“You have to lead when no one else follows. It’s easy to set a direction and believe in yourself when you have support, but the true test of grit is how well you maintain your resolve when nobody else believes in what you’re doing.”
True Grit: “Though none go with me… still I will follow… (I Have Decided to Follow Jesus)” That is how it is when we follow Jesus. Not only in regards to our faith, but also as leaders at work. The right thing, is the right thing. And that needs to be done regardless of whether or not others are on board.
“You have to meet deadlines that are unreasonable and deliver results that exceed expectations. Successful people find a way to say yes and still honor their existing commitments.”

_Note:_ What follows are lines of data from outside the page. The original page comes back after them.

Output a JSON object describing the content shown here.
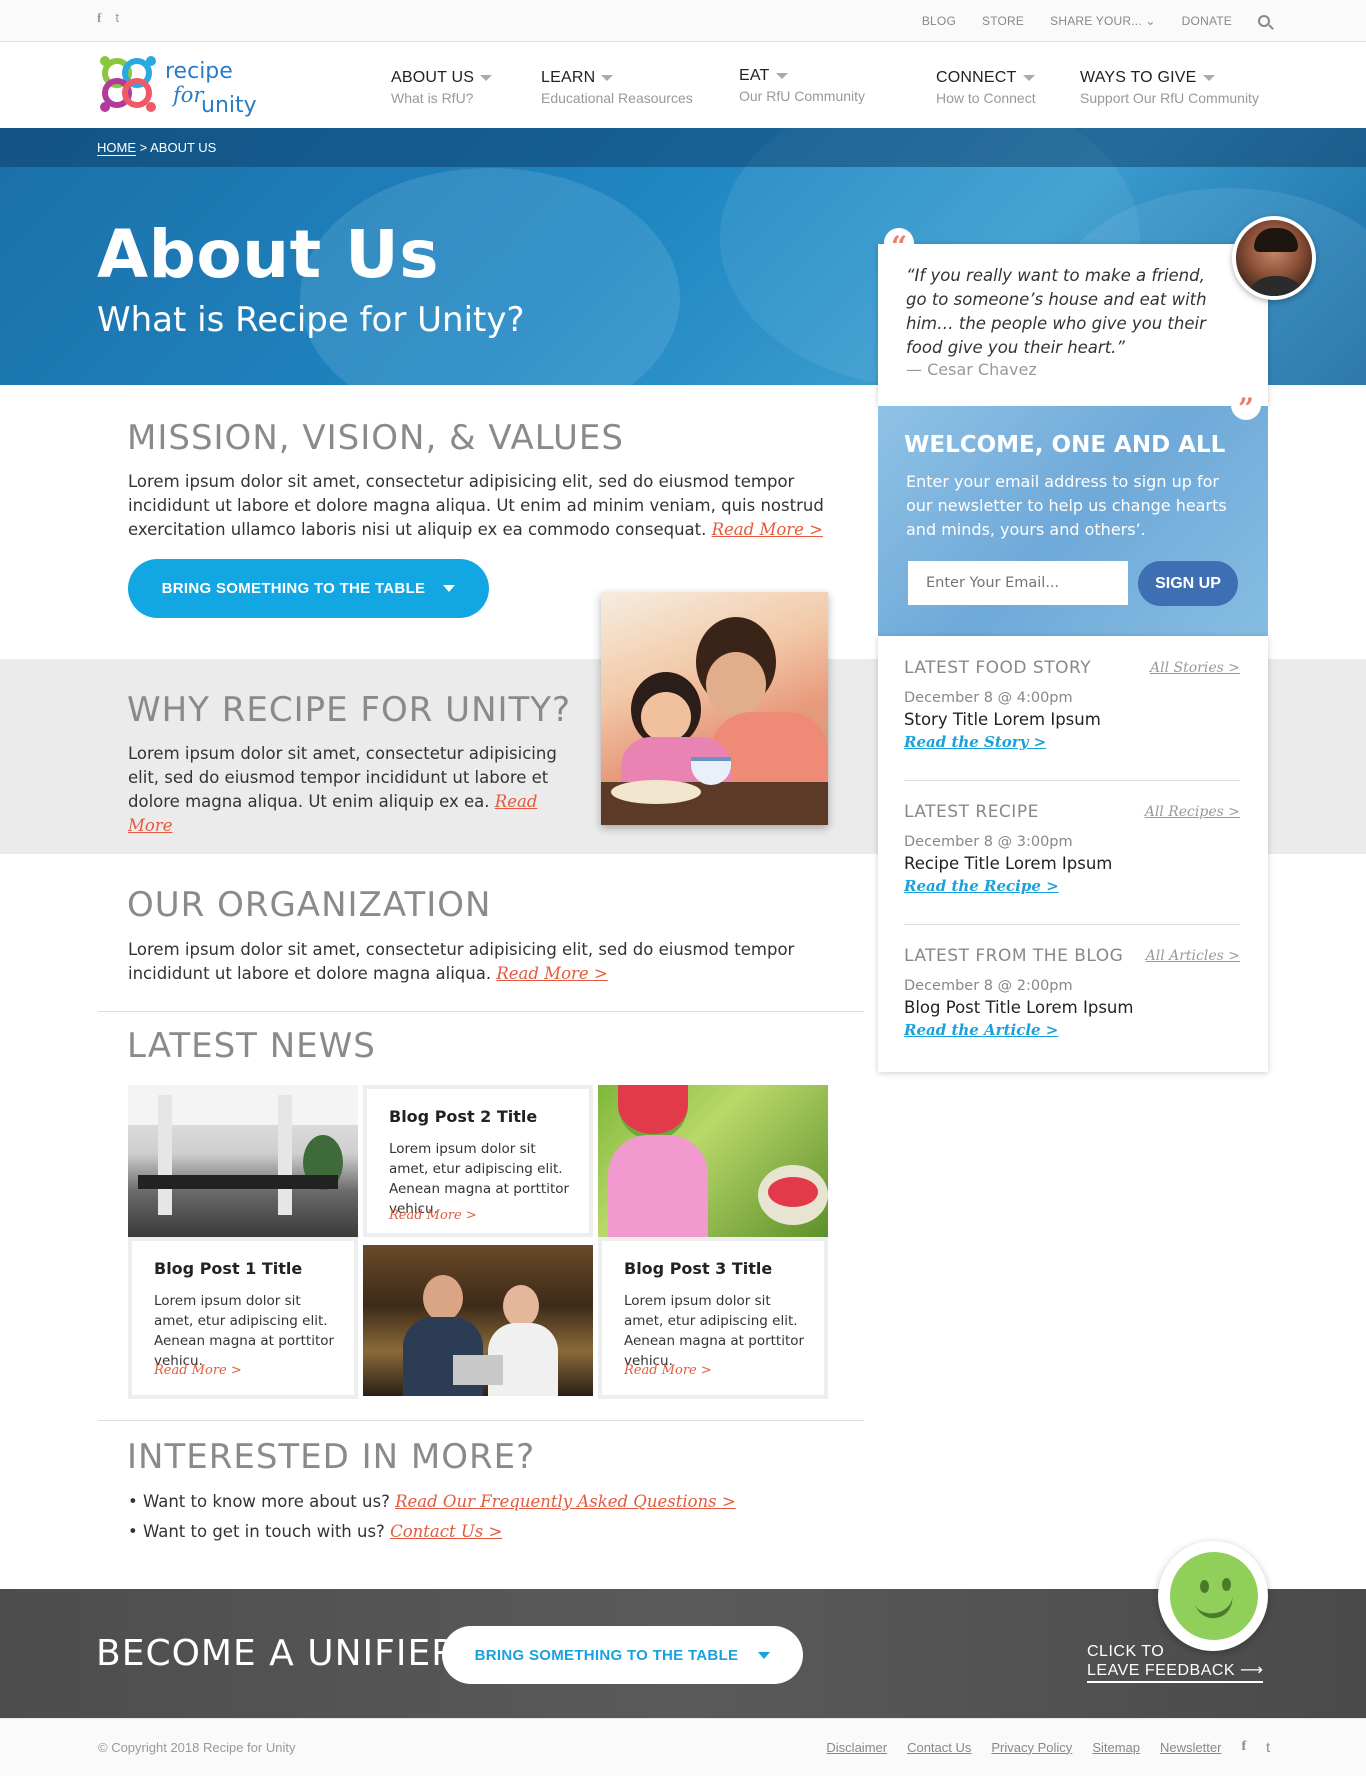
{
  "topbar": {
    "social": [
      "f",
      "t"
    ],
    "links": [
      "BLOG",
      "STORE",
      "SHARE YOUR...",
      "DONATE"
    ]
  },
  "logo": {
    "line1": "recipe",
    "line2": "for",
    "line3": "unity"
  },
  "nav": [
    {
      "label": "ABOUT US",
      "sub": "What is RfU?"
    },
    {
      "label": "LEARN",
      "sub": "Educational Reasources"
    },
    {
      "label": "EAT",
      "sub": "Our RfU Community"
    },
    {
      "label": "CONNECT",
      "sub": "How to Connect"
    },
    {
      "label": "WAYS TO GIVE",
      "sub": "Support Our RfU Community"
    }
  ],
  "breadcrumb": {
    "home": "HOME",
    "sep": " > ",
    "current": "ABOUT US"
  },
  "hero": {
    "title": "About Us",
    "subtitle": "What is Recipe for Unity?"
  },
  "mission": {
    "title": "MISSION, VISION, & VALUES",
    "body": "Lorem ipsum dolor sit amet, consectetur adipisicing elit, sed do eiusmod tempor incididunt ut labore et dolore magna aliqua. Ut enim ad minim veniam, quis nostrud exercitation ullamco laboris nisi ut aliquip ex ea commodo consequat.",
    "read_more": "Read More >",
    "cta": "BRING SOMETHING TO THE TABLE"
  },
  "why": {
    "title": "WHY RECIPE FOR UNITY?",
    "body": "Lorem ipsum dolor sit amet, consectetur adipisicing elit, sed do eiusmod tempor incididunt ut labore et dolore magna aliqua. Ut enim aliquip ex ea.",
    "read_more": "Read More"
  },
  "organization": {
    "title": "OUR ORGANIZATION",
    "body": "Lorem ipsum dolor sit amet, consectetur adipisicing elit, sed do eiusmod tempor incididunt ut labore et dolore magna aliqua.",
    "read_more": "Read More >"
  },
  "news": {
    "title": "LATEST NEWS",
    "posts": [
      {
        "title": "Blog Post 1 Title",
        "body": "Lorem ipsum dolor sit amet, etur adipiscing elit. Aenean magna at porttitor vehicu.",
        "read_more": "Read More >"
      },
      {
        "title": "Blog Post 2 Title",
        "body": "Lorem ipsum dolor sit amet, etur adipiscing elit. Aenean magna at porttitor vehicu.",
        "read_more": "Read More >"
      },
      {
        "title": "Blog Post 3 Title",
        "body": "Lorem ipsum dolor sit amet, etur adipiscing elit. Aenean magna at porttitor vehicu.",
        "read_more": "Read More >"
      }
    ]
  },
  "more": {
    "title": "INTERESTED IN MORE?",
    "q1": "• Want to know more about us?",
    "l1": "Read Our Frequently Asked Questions >",
    "q2": "• Want to get in touch with us?",
    "l2": "Contact Us >"
  },
  "quote": {
    "text": "“If you really want to make a friend, go to someone’s house and eat with him… the people who give you their food give you their heart.”",
    "author": "— Cesar Chavez",
    "open_mark": "“",
    "close_mark": "”"
  },
  "signup": {
    "title": "WELCOME, ONE AND ALL",
    "body": "Enter your email address to sign up for our newsletter to help us change hearts and minds, yours and others’.",
    "placeholder": "Enter Your Email...",
    "button": "SIGN UP"
  },
  "feed": [
    {
      "head": "LATEST FOOD STORY",
      "all": "All Stories >",
      "date": "December 8 @ 4:00pm",
      "title": "Story Title Lorem Ipsum",
      "link": "Read the Story >"
    },
    {
      "head": "LATEST RECIPE",
      "all": "All Recipes >",
      "date": "December 8 @ 3:00pm",
      "title": "Recipe Title Lorem Ipsum",
      "link": "Read the Recipe >"
    },
    {
      "head": "LATEST FROM THE BLOG",
      "all": "All Articles >",
      "date": "December 8 @ 2:00pm",
      "title": "Blog Post Title Lorem Ipsum",
      "link": "Read the Article >"
    }
  ],
  "unifier": {
    "title": "BECOME A UNIFIER",
    "cta": "BRING SOMETHING TO THE TABLE",
    "feedback1": "CLICK TO",
    "feedback2": "LEAVE FEEDBACK ⟶"
  },
  "footer": {
    "copyright": "© Copyright 2018 Recipe for Unity",
    "links": [
      "Disclaimer",
      "Contact Us",
      "Privacy Policy",
      "Sitemap",
      "Newsletter"
    ],
    "social": [
      "f",
      "t"
    ]
  },
  "colors": {
    "accent": "#12a6e3",
    "link_red": "#e35a3e",
    "signup_btn": "#3e6fb3"
  }
}
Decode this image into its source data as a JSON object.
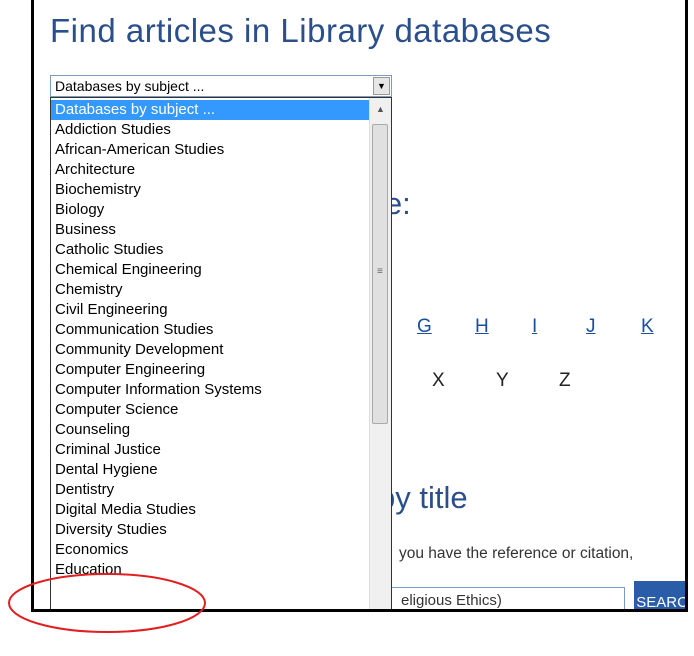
{
  "page": {
    "title": "Find articles in Library databases",
    "heading_partial_1": "le:",
    "heading_partial_2": "by title",
    "help_text_partial": "you have the reference or citation,",
    "search_input_value_partial": "eligious Ethics)",
    "search_button_label": "SEARCH",
    "letter_links_visible": [
      "G",
      "H",
      "I",
      "J",
      "K"
    ],
    "letters_row2_visible": [
      "X",
      "Y",
      "Z"
    ]
  },
  "select": {
    "selected_value": "Databases by subject ...",
    "options": [
      "Databases by subject ...",
      "Addiction Studies",
      "African-American Studies",
      "Architecture",
      "Biochemistry",
      "Biology",
      "Business",
      "Catholic Studies",
      "Chemical Engineering",
      "Chemistry",
      "Civil Engineering",
      "Communication Studies",
      "Community Development",
      "Computer Engineering",
      "Computer Information Systems",
      "Computer Science",
      "Counseling",
      "Criminal Justice",
      "Dental Hygiene",
      "Dentistry",
      "Digital Media Studies",
      "Diversity Studies",
      "Economics",
      "Education"
    ],
    "highlighted_option": "Databases by subject ..."
  },
  "icons": {
    "dropdown_arrow": "chevron-down-icon",
    "scroll_up": "scroll-up-arrow-icon",
    "scroll_grip": "scroll-grip-icon"
  },
  "colors": {
    "heading": "#2a4f8a",
    "link": "#1a4fa0",
    "selection": "#3399ff",
    "search_button": "#2a5da8",
    "annotation_circle": "#e02020"
  }
}
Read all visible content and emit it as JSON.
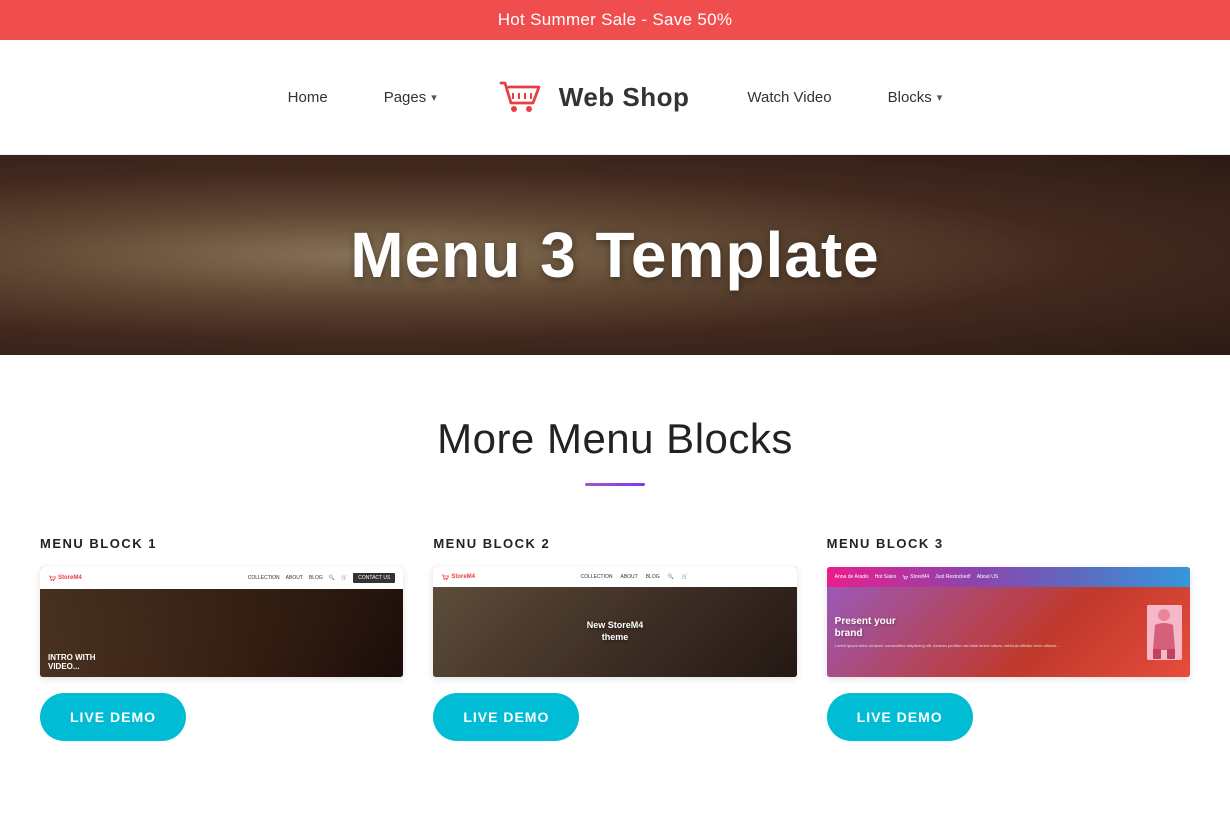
{
  "banner": {
    "text": "Hot Summer Sale - Save 50%"
  },
  "nav": {
    "home_label": "Home",
    "pages_label": "Pages",
    "logo_text": "Web Shop",
    "watch_video_label": "Watch Video",
    "blocks_label": "Blocks"
  },
  "hero": {
    "title": "Menu 3 Template"
  },
  "section": {
    "title": "More Menu Blocks",
    "divider_color": "#9b59b6"
  },
  "blocks": [
    {
      "label": "MENU BLOCK 1",
      "preview_type": "block1",
      "nav_logo": "StoreM4",
      "nav_links": [
        "COLLECTION",
        "ABOUT",
        "BLOG"
      ],
      "hero_text": "INTRO WITH\nVIDEO...",
      "button_label": "LIVE DEMO"
    },
    {
      "label": "MENU BLOCK 2",
      "preview_type": "block2",
      "nav_logo": "StoreM4",
      "nav_links": [
        "COLLECTION",
        "ABOUT",
        "BLOG"
      ],
      "hero_text": "New StoreM4\ntheme",
      "button_label": "LIVE DEMO"
    },
    {
      "label": "MENU BLOCK 3",
      "preview_type": "block3",
      "nav_links": [
        "Anna de Aradis",
        "Hot Sales",
        "StoreM4",
        "Just Restocked!",
        "About US"
      ],
      "hero_title": "Present your\nbrand",
      "hero_body": "Lorem ipsum dolor sit amet, consectetur adipiscing elit. Aenean porttitor nisi vitae lorem rutrum, vehicula efficitur enim ultrices...",
      "button_label": "LIVE DEMO"
    }
  ],
  "colors": {
    "banner_bg": "#f04e4e",
    "accent_cyan": "#00bcd4",
    "accent_purple": "#9b59b6",
    "logo_red": "#e84040"
  }
}
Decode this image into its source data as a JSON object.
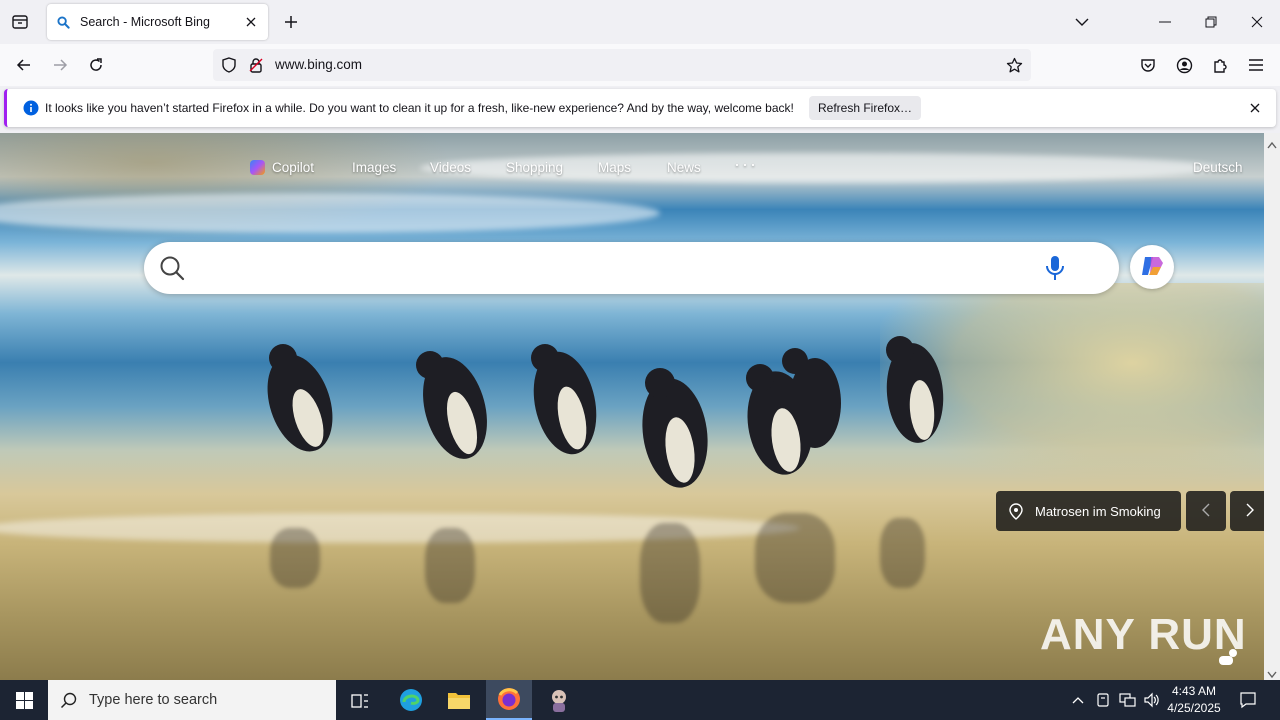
{
  "browser": {
    "tab": {
      "title": "Search - Microsoft Bing"
    },
    "url": "www.bing.com"
  },
  "notification": {
    "message": "It looks like you haven’t started Firefox in a while. Do you want to clean it up for a fresh, like-new experience? And by the way, welcome back!",
    "button_label": "Refresh Firefox…"
  },
  "bing": {
    "nav": {
      "copilot": "Copilot",
      "images": "Images",
      "videos": "Videos",
      "shopping": "Shopping",
      "maps": "Maps",
      "news": "News",
      "more": "···",
      "language": "Deutsch"
    },
    "image_caption": "Matrosen im Smoking"
  },
  "watermark": {
    "text": "ANY RUN"
  },
  "taskbar": {
    "search_placeholder": "Type here to search",
    "time": "4:43 AM",
    "date": "4/25/2025"
  },
  "icons": {
    "tab_list": "tab-list-icon",
    "new_tab": "plus-icon",
    "back": "back-arrow-icon",
    "forward": "forward-arrow-icon",
    "reload": "reload-icon",
    "shield": "shield-icon",
    "lock": "lock-icon",
    "bookmark": "star-icon",
    "pocket": "pocket-icon",
    "account": "account-icon",
    "extensions": "puzzle-icon",
    "menu": "hamburger-icon"
  },
  "colors": {
    "notification_accent": "#a020f0",
    "info_blue": "#0060df",
    "taskbar": "#1c2433"
  }
}
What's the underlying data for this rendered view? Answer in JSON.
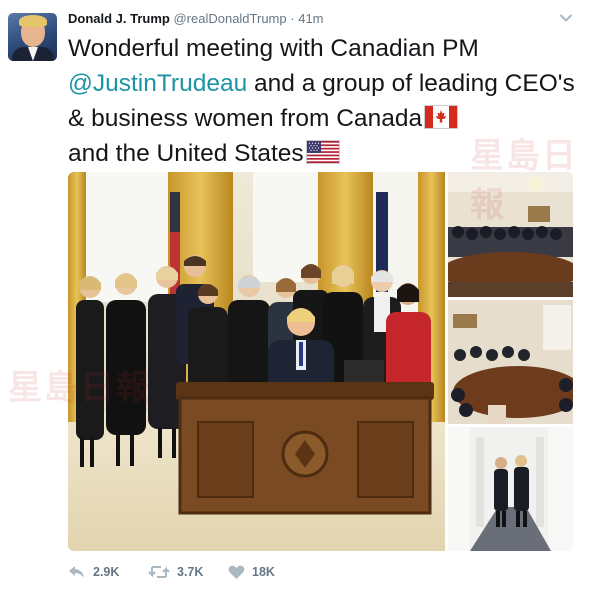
{
  "tweet": {
    "author_name": "Donald J. Trump",
    "handle": "@realDonaldTrump",
    "separator": "·",
    "time": "41m",
    "text_part1": "Wonderful meeting with Canadian PM ",
    "mention": "@JustinTrudeau",
    "text_part2": " and a group of leading CEO's & business women from Canada",
    "text_part3": "and the United States",
    "emoji": [
      "canada-flag",
      "us-flag"
    ]
  },
  "watermark": {
    "text": "星島日報"
  },
  "photos": [
    {
      "subject": "oval-office-group"
    },
    {
      "subject": "cabinet-room-meeting"
    },
    {
      "subject": "roundtable-meeting"
    },
    {
      "subject": "colonnade-walk"
    }
  ],
  "actions": {
    "reply_count": "",
    "retweet_count": "3.7K",
    "like_count": "18K",
    "reply_label": "2.9K"
  },
  "colors": {
    "mention": "#1b95a6",
    "meta": "#657786",
    "text": "#14171a"
  }
}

True Grit: This sounds a little ‘hype-y.’ And, there will be times when we need to say “no”. But the spirit of ‘finding a way to say yes’ is a beneficial response. It can keep us from becoming the ‘King of No’, urging us toward finding a possible solution and away from too immediately answering with why we can’t or shouldn’t do it.
“You have to focus on the details even when it makes your mind numb. Nothing tests your grit like mind-numbing details, especially when you’re tired.”
True Grit: We certainly can’t ignore the details, so the question is more of how concerned we should be with what details? I think this comes down to priorities (Matt. 6:33). It should keep us from being focused on details we should otherwise ignore. And getting into the right details is about about thorough. Finish the job. Know what you need to know.
“You have to be kind to people who have been rude to you. When people treat you poorly, it’s tempting to stoop to their level and return the favor. People with grit don’t allow others to walk all over them, but that doesn’t mean they’re rude to them, either.”
True Grit: Turn the other cheek anyone? Accepting the world we live in, it isn’t just kindness, but true forgiveness that is most necessary. This will keep the conversation after the conversation pure. Maybe you’re able to put on the smiley face in the initial conversation, but true forgiveness will not allow negative gossip to enter the conversation you later have with colleagues.
“You have to be accountable for your actions, no matter what. People are far more likely to remember how you dealt with a problem than they are how you created it in the first place. By holding yourself accountable, even when making excuses is an option, you show that you care about results more than your image or ego.”
True Grit: There really isn’t any choice. One way or another, we’re all are accountable for our actions. But not to turn a blind eye to the attitudes of the heart. That is where accountability begins. What is the heart motivation, and its subsequent expression?
True grit. Being wise is tough business. It requires a consistent, thorough examination of the heart, and a Pauline-like perseverance to serve God and others with excellence.
Next post will be go deeper into Duckworth’s findings about the 5 characteristics of grit.
[Original article: 11 signs you have the grit you need to succeed]